Required work: For each line in the data that includes "strategy", make a copy.

Source material:
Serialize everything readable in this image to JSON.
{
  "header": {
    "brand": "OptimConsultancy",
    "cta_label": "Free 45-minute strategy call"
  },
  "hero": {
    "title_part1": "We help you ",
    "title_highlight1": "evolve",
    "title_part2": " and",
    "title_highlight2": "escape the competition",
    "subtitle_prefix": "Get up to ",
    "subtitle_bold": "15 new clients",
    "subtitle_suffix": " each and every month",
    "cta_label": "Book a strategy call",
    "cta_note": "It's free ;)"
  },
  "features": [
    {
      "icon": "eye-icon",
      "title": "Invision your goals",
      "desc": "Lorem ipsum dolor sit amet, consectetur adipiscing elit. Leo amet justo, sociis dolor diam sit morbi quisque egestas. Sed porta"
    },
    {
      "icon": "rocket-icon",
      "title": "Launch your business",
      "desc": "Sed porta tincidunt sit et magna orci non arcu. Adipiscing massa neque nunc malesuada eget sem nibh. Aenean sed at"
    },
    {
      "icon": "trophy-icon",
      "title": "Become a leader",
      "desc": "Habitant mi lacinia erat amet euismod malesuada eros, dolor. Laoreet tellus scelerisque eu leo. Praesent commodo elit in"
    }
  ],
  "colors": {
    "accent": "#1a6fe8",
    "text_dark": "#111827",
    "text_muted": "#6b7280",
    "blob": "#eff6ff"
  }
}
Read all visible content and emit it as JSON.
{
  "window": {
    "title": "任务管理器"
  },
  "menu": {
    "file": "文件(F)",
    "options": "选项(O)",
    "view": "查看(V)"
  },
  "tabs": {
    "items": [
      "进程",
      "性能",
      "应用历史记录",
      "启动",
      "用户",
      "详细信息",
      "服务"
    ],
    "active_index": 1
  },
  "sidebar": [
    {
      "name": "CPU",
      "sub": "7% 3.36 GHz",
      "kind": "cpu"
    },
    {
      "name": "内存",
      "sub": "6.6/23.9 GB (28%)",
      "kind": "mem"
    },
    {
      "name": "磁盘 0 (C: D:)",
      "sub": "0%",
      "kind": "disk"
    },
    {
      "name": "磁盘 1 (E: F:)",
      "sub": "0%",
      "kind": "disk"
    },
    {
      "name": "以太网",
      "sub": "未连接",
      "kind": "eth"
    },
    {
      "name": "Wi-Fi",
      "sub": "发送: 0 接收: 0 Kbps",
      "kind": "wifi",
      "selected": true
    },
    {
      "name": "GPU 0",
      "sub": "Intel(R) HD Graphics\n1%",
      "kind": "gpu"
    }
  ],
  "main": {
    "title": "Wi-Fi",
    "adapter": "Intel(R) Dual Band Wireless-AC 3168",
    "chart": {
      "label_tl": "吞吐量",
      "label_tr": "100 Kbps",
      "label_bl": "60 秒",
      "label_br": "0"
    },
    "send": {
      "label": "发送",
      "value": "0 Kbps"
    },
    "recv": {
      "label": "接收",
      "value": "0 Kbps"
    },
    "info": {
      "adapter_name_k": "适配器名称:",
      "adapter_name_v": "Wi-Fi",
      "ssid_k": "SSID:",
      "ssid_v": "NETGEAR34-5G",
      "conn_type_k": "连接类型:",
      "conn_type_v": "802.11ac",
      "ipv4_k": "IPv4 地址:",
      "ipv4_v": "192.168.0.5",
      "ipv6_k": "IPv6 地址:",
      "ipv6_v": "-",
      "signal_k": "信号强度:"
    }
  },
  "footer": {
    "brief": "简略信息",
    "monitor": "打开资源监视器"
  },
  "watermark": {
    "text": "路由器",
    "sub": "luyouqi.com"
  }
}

Result below:
    "cta_label": "Free 45-minute strategy call"
    "cta_label": "Book a strategy call",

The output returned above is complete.